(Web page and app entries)

__________

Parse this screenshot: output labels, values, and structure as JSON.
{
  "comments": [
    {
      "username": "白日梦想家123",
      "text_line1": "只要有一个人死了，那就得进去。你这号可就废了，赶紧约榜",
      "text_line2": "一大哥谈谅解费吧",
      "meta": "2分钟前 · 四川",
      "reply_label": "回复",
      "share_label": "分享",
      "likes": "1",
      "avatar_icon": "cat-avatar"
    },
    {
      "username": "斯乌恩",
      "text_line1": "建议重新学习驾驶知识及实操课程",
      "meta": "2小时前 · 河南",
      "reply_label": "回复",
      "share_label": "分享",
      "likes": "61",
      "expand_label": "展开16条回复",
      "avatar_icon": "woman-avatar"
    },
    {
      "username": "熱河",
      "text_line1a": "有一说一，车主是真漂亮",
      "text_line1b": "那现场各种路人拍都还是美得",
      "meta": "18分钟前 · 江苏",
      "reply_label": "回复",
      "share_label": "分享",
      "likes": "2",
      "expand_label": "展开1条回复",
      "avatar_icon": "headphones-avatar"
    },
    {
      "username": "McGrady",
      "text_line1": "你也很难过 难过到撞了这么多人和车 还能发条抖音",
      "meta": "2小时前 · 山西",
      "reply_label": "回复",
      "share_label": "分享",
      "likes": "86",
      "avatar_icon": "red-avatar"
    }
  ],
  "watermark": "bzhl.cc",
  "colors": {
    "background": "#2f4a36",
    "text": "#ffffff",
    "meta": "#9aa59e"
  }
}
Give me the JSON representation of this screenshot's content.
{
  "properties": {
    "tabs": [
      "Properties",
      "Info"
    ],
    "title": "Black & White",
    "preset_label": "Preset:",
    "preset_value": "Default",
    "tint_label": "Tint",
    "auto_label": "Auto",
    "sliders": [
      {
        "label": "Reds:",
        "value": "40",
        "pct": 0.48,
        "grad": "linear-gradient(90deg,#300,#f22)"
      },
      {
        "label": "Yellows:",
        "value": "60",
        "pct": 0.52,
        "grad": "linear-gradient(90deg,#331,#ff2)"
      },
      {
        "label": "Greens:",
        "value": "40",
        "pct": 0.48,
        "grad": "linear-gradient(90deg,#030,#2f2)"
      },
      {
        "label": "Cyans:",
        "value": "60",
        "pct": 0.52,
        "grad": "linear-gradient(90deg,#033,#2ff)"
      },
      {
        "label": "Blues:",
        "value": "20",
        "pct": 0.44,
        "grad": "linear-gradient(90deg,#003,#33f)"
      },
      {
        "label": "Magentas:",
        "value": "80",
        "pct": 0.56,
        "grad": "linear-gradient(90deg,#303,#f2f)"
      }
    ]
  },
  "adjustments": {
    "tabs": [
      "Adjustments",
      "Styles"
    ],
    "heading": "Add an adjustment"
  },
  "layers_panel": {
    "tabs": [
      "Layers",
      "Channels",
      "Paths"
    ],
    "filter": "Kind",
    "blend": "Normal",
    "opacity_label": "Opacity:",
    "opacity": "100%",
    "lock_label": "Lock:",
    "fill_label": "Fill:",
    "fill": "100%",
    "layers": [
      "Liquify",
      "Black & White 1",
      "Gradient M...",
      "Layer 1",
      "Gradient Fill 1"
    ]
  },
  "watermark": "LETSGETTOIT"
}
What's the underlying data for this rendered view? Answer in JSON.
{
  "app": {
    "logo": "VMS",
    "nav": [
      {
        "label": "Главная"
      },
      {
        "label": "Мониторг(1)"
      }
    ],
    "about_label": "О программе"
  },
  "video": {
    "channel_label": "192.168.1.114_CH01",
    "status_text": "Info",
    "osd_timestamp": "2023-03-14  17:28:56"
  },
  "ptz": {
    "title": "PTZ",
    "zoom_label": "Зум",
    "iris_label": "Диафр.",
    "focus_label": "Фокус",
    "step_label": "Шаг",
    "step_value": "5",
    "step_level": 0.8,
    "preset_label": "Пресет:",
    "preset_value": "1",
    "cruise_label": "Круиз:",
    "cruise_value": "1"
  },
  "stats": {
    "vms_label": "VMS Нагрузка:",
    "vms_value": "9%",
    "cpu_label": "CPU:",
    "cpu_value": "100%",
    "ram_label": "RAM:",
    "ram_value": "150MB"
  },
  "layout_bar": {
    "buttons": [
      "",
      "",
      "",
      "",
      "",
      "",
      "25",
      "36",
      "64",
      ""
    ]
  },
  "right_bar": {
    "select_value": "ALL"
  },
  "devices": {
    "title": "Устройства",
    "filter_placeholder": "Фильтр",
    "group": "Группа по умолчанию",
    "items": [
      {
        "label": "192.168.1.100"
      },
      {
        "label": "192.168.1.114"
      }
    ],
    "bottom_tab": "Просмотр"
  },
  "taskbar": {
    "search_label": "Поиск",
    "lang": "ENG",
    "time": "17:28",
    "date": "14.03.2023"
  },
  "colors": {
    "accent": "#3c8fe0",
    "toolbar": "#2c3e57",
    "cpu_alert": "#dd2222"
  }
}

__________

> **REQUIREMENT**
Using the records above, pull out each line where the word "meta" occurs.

> **PROBLEM SOLUTION**
      "meta": "2分钟前 · 四川",
      "meta": "2小时前 · 河南",
      "meta": "18分钟前 · 江苏",
      "meta": "2小时前 · 山西",
    "meta": "#9aa59e"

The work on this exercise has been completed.